The only thing I knew about “All I See is You” was that it starred Blake Lively and she was playing a woman who was blind. Oh and that she wore seven different outfits in one day (total Serena van der Woodsen move) while promoting the film. This act alone made me want to see it. But going into this movie, I didn’t know what to expect.

The film is about a woman named Gina (Lively) who got into a car accident when she was a child with her parents. Her parents didn’t make it, but she and her sister did, although it left her with only five percent vision. As an adult, Gina is living with her husband James (Jason Clarke) in Bangkok.

One night, Gina gets a call from her doctor that there was a last minute cancellation for corneal surgery. The next day, she undergoes the operation. Now that Gina can see through her right eye again, she’s slowly beginning to realize that her marriage isn’t really what she thought it was.

The film, directed by Marc Forster (“World War Z” and “Monster’s Ball”) was visually stunning. Each shot was beautifully captured, whether it was of one of Gina’s kaleidoscopic fantasies, a dead bird in the fridge or a carcass in the middle of nowhere. Even a close-up shot of a face can take the audience’s breath away. Every time Gina would meet someone or see something pre-surgery, the screen looked like a hazy, water-colored trance similar to what it looks like when someone just took a steamy shower and takes a peek in the mirror shortly after.

The plot was highly unpredictabl, and there were definitely some unanswered questions as well as things that just didn’t add up. This left me trying to put together the missing pieces and assume. Like any twisted movie there was a little symbolism too, which is always fun but also distracting because it leaves you to wonder what it all meant.

However, one thing we do know is that Lively’s performance was surely a strong and believable one in her role. Playing a woman who is blind certainly is not an easy task to take on.

There were many questions left up to interpretation, which is exactly what I admired about the film. It felt like a work of art. I thought about it long after I saw it, which is when you know what you just watched was effective.

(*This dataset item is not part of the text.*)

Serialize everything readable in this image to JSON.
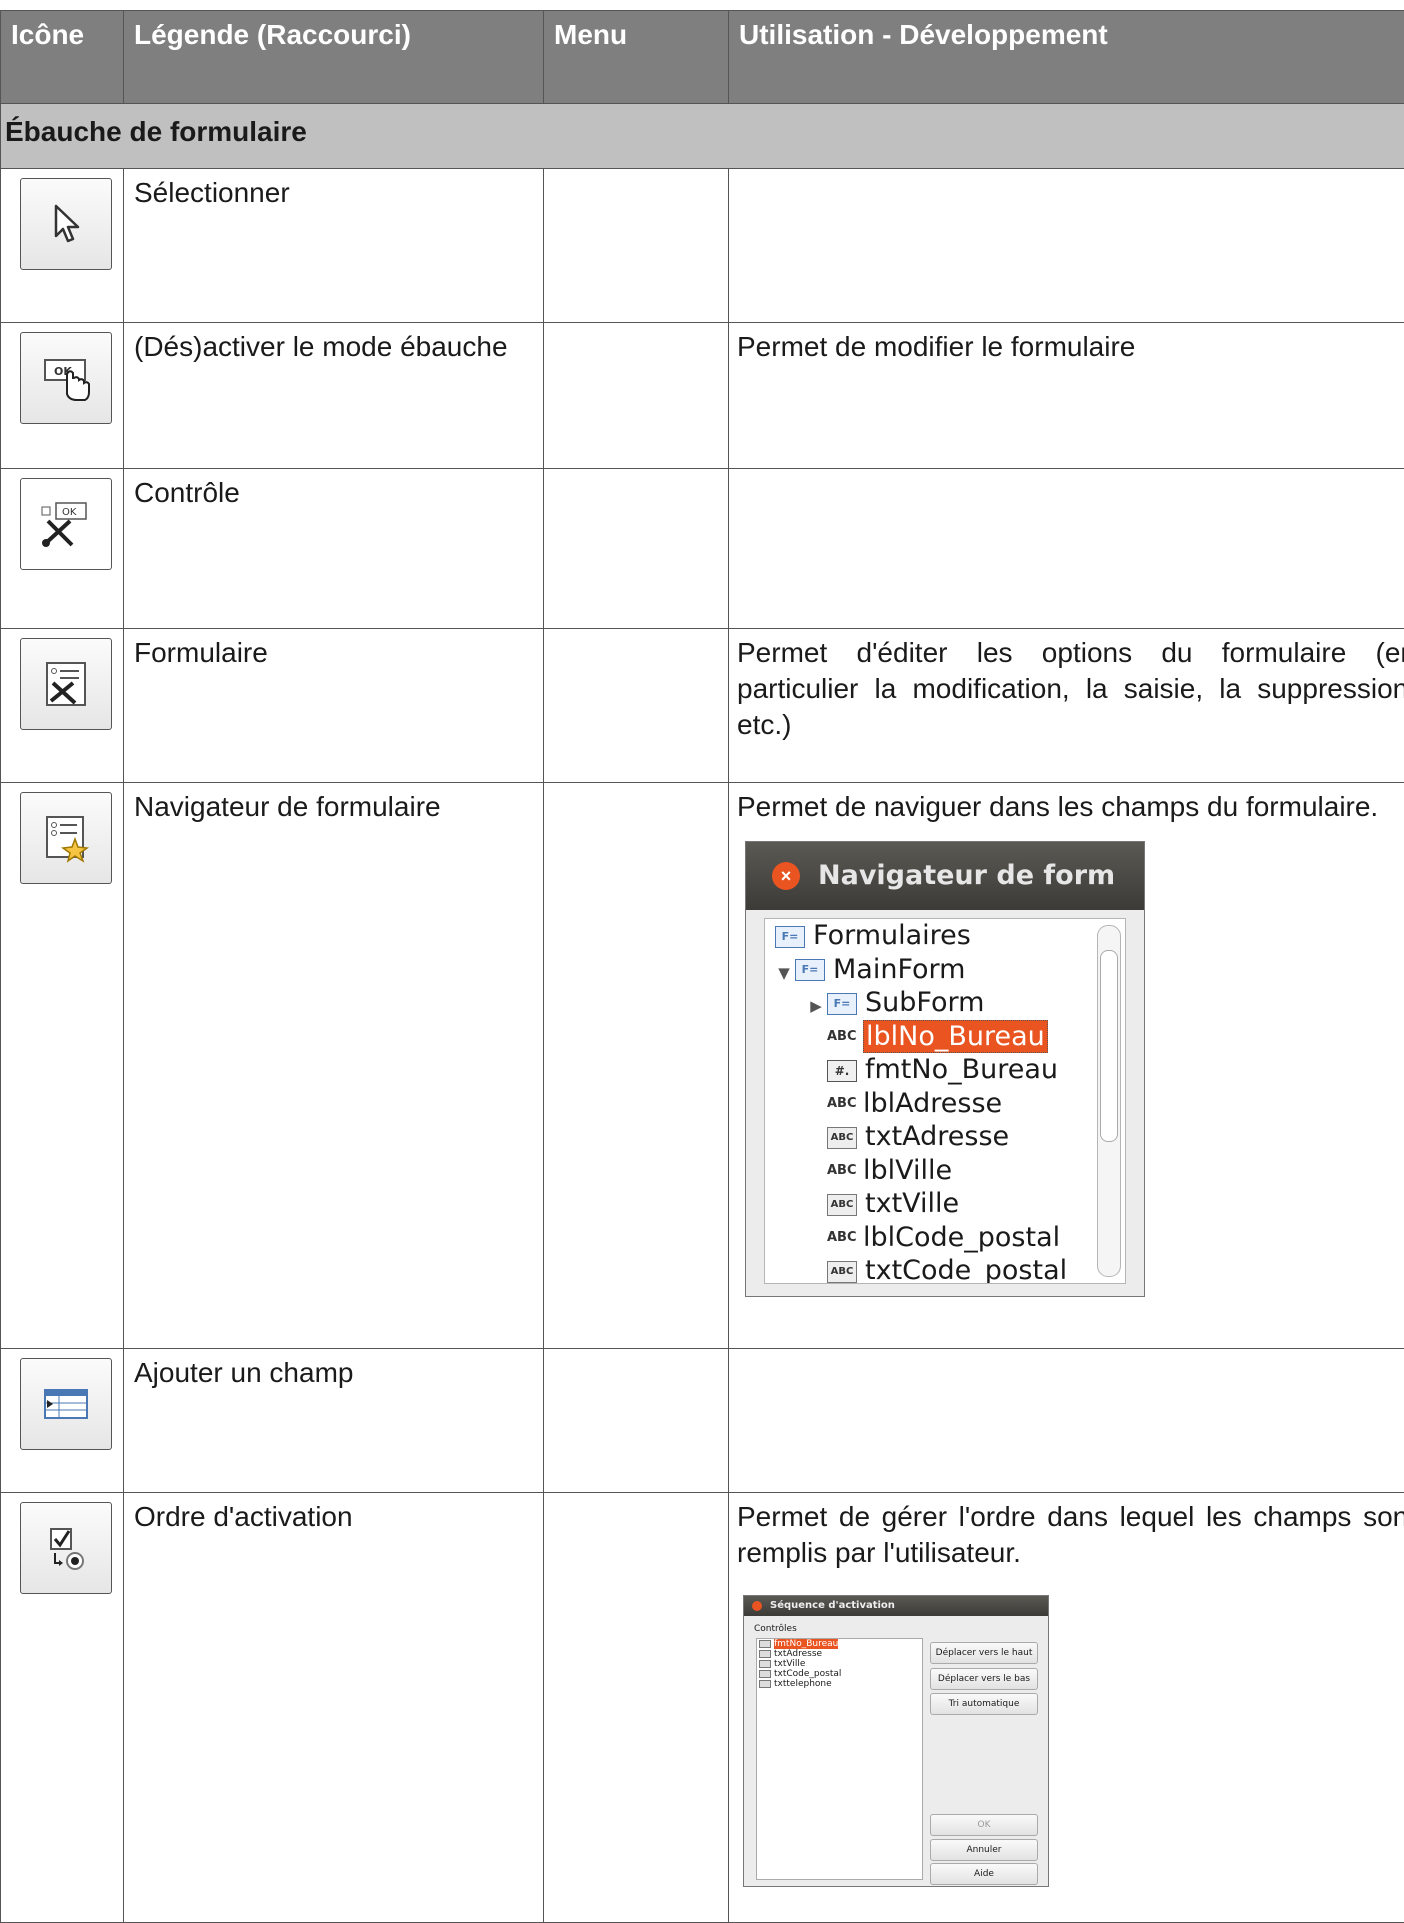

Even though critics didn’t have very nice things to say about the film, all I saw (I had to) was an alluring, twisted ride that was worth the watch, (and maybe a second watch just to make some sense out of it).

Rating: 3/5 Stars